Mystery recipes are interesting things. And, even more interesting when they are recipes dating back 70+ years. I asked my husband to describe what it tasted like, since I couldn’t find the right words to describe it. There was nothing about the taste. And, honestly, the appearance wasn’t all that appealing either.

His word?  “Blanc.”


Blanc Mange for beginners like me.

The New Year’s Eve Party I Wish I Had Been Invited To

Bordens 1941c Through my work of discovering companies and food products that were available during WWII, I keep coming across Borden’s ads starring Elsie the sweet Jersey cow and Elmer her grumpy bull husband.

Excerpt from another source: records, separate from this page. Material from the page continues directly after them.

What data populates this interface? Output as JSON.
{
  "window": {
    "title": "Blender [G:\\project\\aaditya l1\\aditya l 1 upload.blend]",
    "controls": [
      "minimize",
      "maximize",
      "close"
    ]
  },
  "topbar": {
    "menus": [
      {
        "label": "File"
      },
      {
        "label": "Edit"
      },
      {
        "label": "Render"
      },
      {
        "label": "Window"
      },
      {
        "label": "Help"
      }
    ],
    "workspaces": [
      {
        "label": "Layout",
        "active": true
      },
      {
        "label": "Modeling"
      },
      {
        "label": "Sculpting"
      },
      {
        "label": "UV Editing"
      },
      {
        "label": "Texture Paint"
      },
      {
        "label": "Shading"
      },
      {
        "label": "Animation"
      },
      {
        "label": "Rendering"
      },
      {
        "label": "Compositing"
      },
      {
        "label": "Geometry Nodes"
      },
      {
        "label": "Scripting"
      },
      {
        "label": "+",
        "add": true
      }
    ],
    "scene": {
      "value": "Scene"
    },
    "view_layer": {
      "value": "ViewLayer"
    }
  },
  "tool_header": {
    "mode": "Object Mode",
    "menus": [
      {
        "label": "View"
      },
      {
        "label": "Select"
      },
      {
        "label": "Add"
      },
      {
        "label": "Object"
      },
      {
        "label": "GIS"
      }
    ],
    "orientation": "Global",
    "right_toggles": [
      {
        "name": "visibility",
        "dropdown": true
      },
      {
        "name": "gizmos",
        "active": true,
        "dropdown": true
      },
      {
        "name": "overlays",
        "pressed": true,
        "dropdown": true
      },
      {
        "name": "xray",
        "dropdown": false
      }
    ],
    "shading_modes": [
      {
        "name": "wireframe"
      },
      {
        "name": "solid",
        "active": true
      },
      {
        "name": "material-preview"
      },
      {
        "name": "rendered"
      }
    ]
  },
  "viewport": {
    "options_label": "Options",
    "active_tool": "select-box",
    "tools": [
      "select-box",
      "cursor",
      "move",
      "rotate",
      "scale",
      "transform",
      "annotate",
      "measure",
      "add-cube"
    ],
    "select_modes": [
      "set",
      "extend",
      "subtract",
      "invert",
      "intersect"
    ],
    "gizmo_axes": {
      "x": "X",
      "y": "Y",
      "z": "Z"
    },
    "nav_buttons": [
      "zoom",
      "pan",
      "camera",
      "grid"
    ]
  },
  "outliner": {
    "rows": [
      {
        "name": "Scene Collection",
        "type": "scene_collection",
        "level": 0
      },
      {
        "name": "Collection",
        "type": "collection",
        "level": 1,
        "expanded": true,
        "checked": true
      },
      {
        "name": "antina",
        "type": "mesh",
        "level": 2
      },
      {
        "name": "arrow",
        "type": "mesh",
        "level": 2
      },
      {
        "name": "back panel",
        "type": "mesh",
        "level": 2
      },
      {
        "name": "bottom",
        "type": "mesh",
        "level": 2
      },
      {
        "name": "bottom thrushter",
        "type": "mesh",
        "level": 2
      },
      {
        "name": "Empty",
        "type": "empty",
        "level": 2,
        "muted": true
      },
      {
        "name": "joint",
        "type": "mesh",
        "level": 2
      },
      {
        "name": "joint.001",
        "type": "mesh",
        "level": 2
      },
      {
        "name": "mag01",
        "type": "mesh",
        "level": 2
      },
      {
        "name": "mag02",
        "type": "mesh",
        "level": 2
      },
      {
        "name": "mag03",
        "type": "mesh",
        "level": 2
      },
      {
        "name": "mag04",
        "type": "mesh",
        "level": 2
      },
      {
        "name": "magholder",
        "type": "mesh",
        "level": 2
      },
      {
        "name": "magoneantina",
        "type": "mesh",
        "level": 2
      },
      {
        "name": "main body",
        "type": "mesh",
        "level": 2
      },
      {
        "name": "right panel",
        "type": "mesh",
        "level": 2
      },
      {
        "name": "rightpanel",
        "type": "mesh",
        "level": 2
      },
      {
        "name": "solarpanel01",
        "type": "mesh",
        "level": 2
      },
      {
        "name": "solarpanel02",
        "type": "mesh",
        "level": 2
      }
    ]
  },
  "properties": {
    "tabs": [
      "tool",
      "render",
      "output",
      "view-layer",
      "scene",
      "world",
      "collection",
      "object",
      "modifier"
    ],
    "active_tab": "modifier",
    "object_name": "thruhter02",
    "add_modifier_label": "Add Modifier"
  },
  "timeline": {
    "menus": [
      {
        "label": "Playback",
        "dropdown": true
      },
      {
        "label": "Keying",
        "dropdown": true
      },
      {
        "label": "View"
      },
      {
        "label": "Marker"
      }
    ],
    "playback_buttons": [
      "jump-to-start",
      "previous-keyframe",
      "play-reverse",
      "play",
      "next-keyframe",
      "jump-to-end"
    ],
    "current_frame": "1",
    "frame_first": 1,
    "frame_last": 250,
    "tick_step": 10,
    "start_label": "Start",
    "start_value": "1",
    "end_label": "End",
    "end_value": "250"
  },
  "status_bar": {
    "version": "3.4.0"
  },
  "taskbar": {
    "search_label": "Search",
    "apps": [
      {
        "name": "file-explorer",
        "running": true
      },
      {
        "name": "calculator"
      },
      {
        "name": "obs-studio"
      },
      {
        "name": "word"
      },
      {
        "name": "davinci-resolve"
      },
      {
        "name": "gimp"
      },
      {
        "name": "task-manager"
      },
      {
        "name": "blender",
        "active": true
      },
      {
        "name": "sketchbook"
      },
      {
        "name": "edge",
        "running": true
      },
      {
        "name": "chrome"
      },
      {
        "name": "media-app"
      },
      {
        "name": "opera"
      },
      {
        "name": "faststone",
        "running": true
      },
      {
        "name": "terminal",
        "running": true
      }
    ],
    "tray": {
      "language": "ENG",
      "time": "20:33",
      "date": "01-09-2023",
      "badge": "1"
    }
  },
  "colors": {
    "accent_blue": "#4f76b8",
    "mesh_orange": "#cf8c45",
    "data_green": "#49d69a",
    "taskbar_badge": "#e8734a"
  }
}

There is definitely something different about advertising from the WWII era. The word Black Market“propaganda” is thrown around a lot when it comes to the government ads asking for commitment and loyalty to the war effort. To the fact that the government was even taking out ads to sell war bonds and inform through pictures the need to not gossip, not participate in the black market for food – it seems a little bizarre today.

I’m not sure which came first, the company advertising or the government advertising, but they certainly influenced each other. Words were important to make the case of purchasing anything. There was great detail and careful attention given to words and complete sentences. For instance: “In spite of the heavy demands on American’s supply of meat because of the war, our share at home will be enough – if we use it wisely, learn to extend it with other foods – and make the most of every bit available.” This is a real advertising sentence used by General Mills. Today, it would read something like, “Meat. It’s what’s for dinner.”

Back to Borden’s. Somewhere along the way, even prior to the 1940’s, companies discovered the profitable sway of a mascot. General Mills had Betty Crocker. Aunt Jemima is  still the only name in pancakes and syrup. And Borden’s had Elsie. We moved to real-life celebrity mascots (by my calculation) at the time television sets took away our imaginative vision of characters. My dad has a story about my Great Uncle Willie ending his weekly obsession with The Lone Ranger when it went from radio to television. He saw the Hollywood version and it was a tragic let down of how he imagined his favorite star to appear.

People took time to read and write because that was the main form of communication over distance and it was the best way to gain important information. Elsie was a personified Jersey cow. Drawn out comic strip advertisements brought readers into her world and proof of the smoothest, most vitamin-rich, best-tasting version of milk.

So even when we see the advertisement above of a cow and her bull husband at a human New Year’s Eve party, wearing party hats, we believe she knows what’s right. If the talking cow said her Eagle Brand milk was the best – it must have been true.